But hadn’t Kathy Najimy done enough? Though there isn’t an Oscar (even a Golden Globe) among them, Kathy Najimy’s IMDb page reads like a list of reasons why, for better or worse, the ’90s was the ’90s: Veronica’s Closet, Hope Floats, The Bride of Chucky. Jeffrey, It’s Pat: The Movie, Hocus Pocus, Sister Act 2: Back in the Habit, thirteen years as the voice of Peggy on King of the Hill and finally – arguably Najimy’s greatest achievement (America’s?) – Sister Mary Patrick in Sister Act.

Yes, by the time Just Shoot Me put on a fat-suit and started waddling around NBC as Veronica’s Closet in 1997, whether they knew it or not, Americans had already come to depend on Kathy Najimy to shield us from lukewarm material, Sandra Bullock’s highlights or a comeback as ill-conceived and uninvited as Kirstie Alley’s.

So because we do not award a Purple Heart for such unflappable bravery in the face of Kirstie Alley, it is only fitting that we define Kathy Najimy’s greatness by material Kathy Najimy created herself. Specifically, just over six minutes in the middle of the 1991 taping of her two-woman stage show with Mo Gaffney, “Parallel Lives.”


It takes place about an hour into the performance. Gaffney and Najimy are a pair of boozy, bawdy bluehairs from the Upper East Side, trying to order sandwiches in a vegetarian cafe. Gaffney exits. We are only sort of disappointed to see her go. Left alone on the stage, Najimy begins a familiar story: an elderly woman visits her nephew and his male companion. Sassy jokes. Snaps on the punchlines. An eye for antiques. We see exactly where this is going. But how original was anything by 1991? What was left to be done that Americans hadn’t already seen in a Madonna video or an episode of Jenny Jones?

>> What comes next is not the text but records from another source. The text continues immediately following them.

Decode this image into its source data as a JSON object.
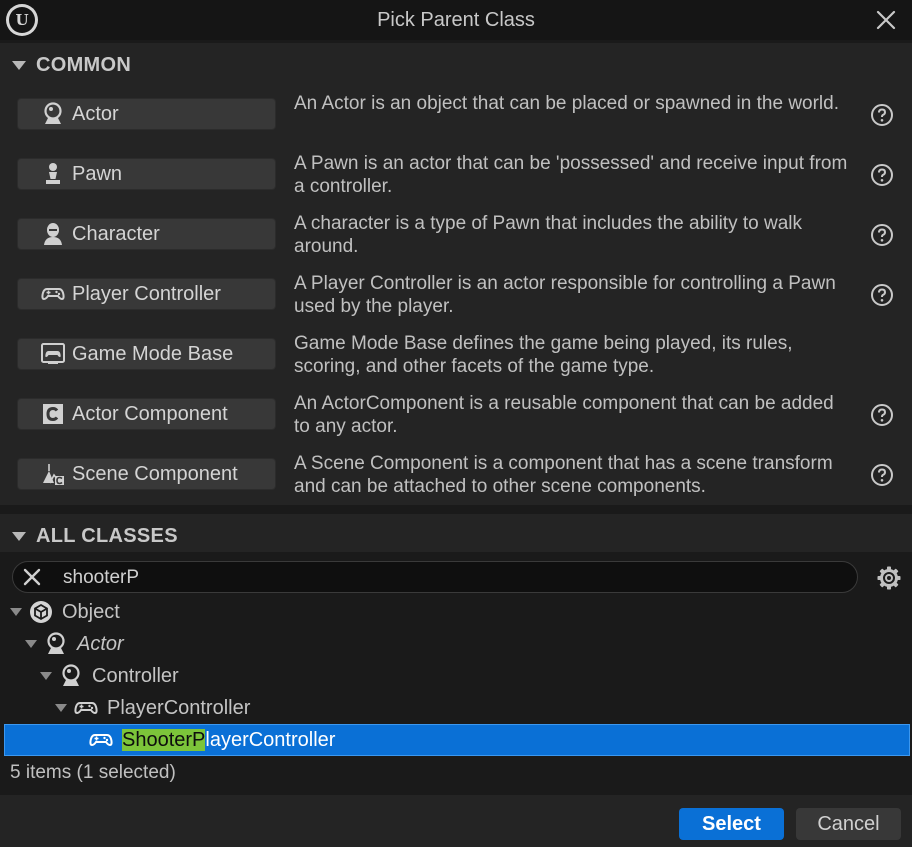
{
  "window": {
    "title": "Pick Parent Class"
  },
  "common": {
    "header": "COMMON",
    "classes": [
      {
        "label": "Actor",
        "icon": "actor-icon",
        "description": "An Actor is an object that can be placed or spawned in the world.",
        "has_help": true
      },
      {
        "label": "Pawn",
        "icon": "pawn-icon",
        "description": "A Pawn is an actor that can be 'possessed' and receive input from a controller.",
        "has_help": true
      },
      {
        "label": "Character",
        "icon": "character-icon",
        "description": "A character is a type of Pawn that includes the ability to walk around.",
        "has_help": true
      },
      {
        "label": "Player Controller",
        "icon": "gamepad-icon",
        "description": "A Player Controller is an actor responsible for controlling a Pawn used by the player.",
        "has_help": true
      },
      {
        "label": "Game Mode Base",
        "icon": "game-mode-icon",
        "description": "Game Mode Base defines the game being played, its rules, scoring, and other facets of the game type.",
        "has_help": false
      },
      {
        "label": "Actor Component",
        "icon": "actor-component-icon",
        "description": "An ActorComponent is a reusable component that can be added to any actor.",
        "has_help": true
      },
      {
        "label": "Scene Component",
        "icon": "scene-component-icon",
        "description": "A Scene Component is a component that has a scene transform and can be attached to other scene components.",
        "has_help": true
      }
    ]
  },
  "all_classes": {
    "header": "ALL CLASSES",
    "search": {
      "value": "shooterP"
    },
    "tree": [
      {
        "label": "Object",
        "icon": "object-icon",
        "italic": false,
        "expanded": true,
        "selected": false
      },
      {
        "label": "Actor",
        "icon": "actor-icon",
        "italic": true,
        "expanded": true,
        "selected": false
      },
      {
        "label": "Controller",
        "icon": "actor-icon",
        "italic": false,
        "expanded": true,
        "selected": false
      },
      {
        "label": "PlayerController",
        "icon": "gamepad-icon",
        "italic": false,
        "expanded": true,
        "selected": false
      },
      {
        "label_match": "ShooterP",
        "label_rest": "layerController",
        "icon": "gamepad-icon",
        "italic": false,
        "expanded": false,
        "selected": true
      }
    ],
    "status": "5 items (1 selected)"
  },
  "footer": {
    "select_label": "Select",
    "cancel_label": "Cancel"
  },
  "colors": {
    "accent": "#0a70d6",
    "highlight": "#7cc43a",
    "panel": "#242424",
    "background": "#1a1a1a"
  }
}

Though she is futzing with her mink shawl and holding tightly to her character’s facial tics, something in her physicality begins to shift to stillness. Something in her voice shifts from caricature to something else. Something in Kathy Najimy draws the entire house close into her wide, misty eyes. We’re listening closer than we thought would be asked of us this evening, having already settled into an hour of sketch comedy and tampon jokes.

This comedy just became a drama. Is she setting us up for a laugh? But Najimy’s performance only seems to be getting stranger, retreating further with every line from simply telling us a story, a story we swore we had already heard. She is no longer walking us through an anecdote in the past tense, but experiencing something in the present. She goes from relaying the dialogue from her nephew Michael to channeling him, giving him a voice, pausing after his lines for a response.

“So what you are telling me then, Michael, is that you are a homosexual?”

“Yes, I am. Please, Aunt Maddie. Please don’t hate me.”

“Hate you? I’d never ever hate you. Michael, I love you.”

The transcript on its own might have been cut from a made-for-television movie from the same year.

And still, it all manages to feel like a surprise. Oh, this is not a familiar story to her. Oh, she understands how hard this is for him to say. Oh she is not setting us up for a joke. This is not a comedy anymore, but something else. And so, in a theater in San Francisco, as the AIDS crisis has reached full-tilt madness, two years before Congress passes a bill prohibiting gays and lesbians from serving in the military, five years before Congress passes a bill defining marriage as between a man and a woman, Kathy Najimy looks directly into our eyes and says, “Alright, honey. This is my new dream for you: you met someone you love. You are happy.” And whether the ’90s were ready to admit it or not, they could never pretend to be the same. Something in the air had shifted; from the way things had been to the way things ought to be.

Shame on you, Kirstie Alley. May you gain it all back.